(Source data)

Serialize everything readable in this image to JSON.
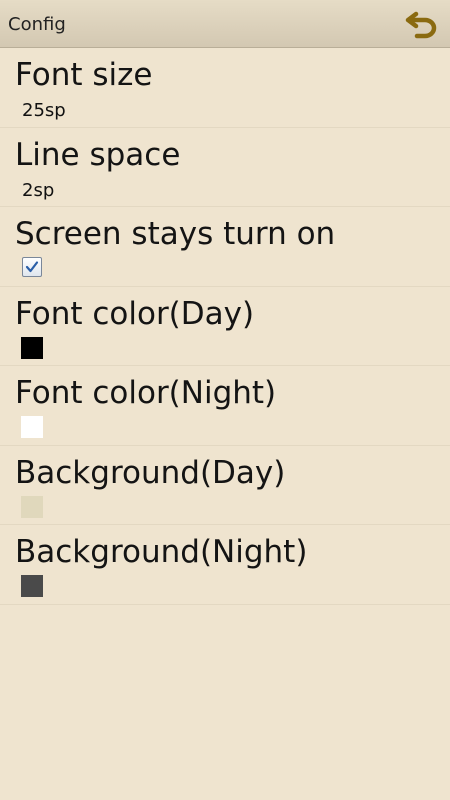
{
  "header": {
    "title": "Config",
    "back_icon": "back-arrow-icon"
  },
  "settings": [
    {
      "key": "font_size",
      "label": "Font size",
      "value": "25sp"
    },
    {
      "key": "line_space",
      "label": "Line space",
      "value": "2sp"
    },
    {
      "key": "screen_on",
      "label": "Screen stays turn on",
      "checked": true
    },
    {
      "key": "font_color_day",
      "label": "Font color(Day)",
      "color": "#000000"
    },
    {
      "key": "font_color_night",
      "label": "Font color(Night)",
      "color": "#ffffff"
    },
    {
      "key": "background_day",
      "label": "Background(Day)",
      "color": "#e0d8bc"
    },
    {
      "key": "background_night",
      "label": "Background(Night)",
      "color": "#4a4a4a"
    }
  ],
  "colors": {
    "page_background": "#efe4cf",
    "titlebar_start": "#e6dcc6",
    "titlebar_end": "#d3c8b2",
    "back_icon": "#8a6a10",
    "checkbox_check": "#2b5fa8"
  }
}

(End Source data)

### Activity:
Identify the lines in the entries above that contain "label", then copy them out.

### Solution for this task:
      "label": "Font size",
      "label": "Line space",
      "label": "Screen stays turn on",
      "label": "Font color(Day)",
      "label": "Font color(Night)",
      "label": "Background(Day)",
      "label": "Background(Night)",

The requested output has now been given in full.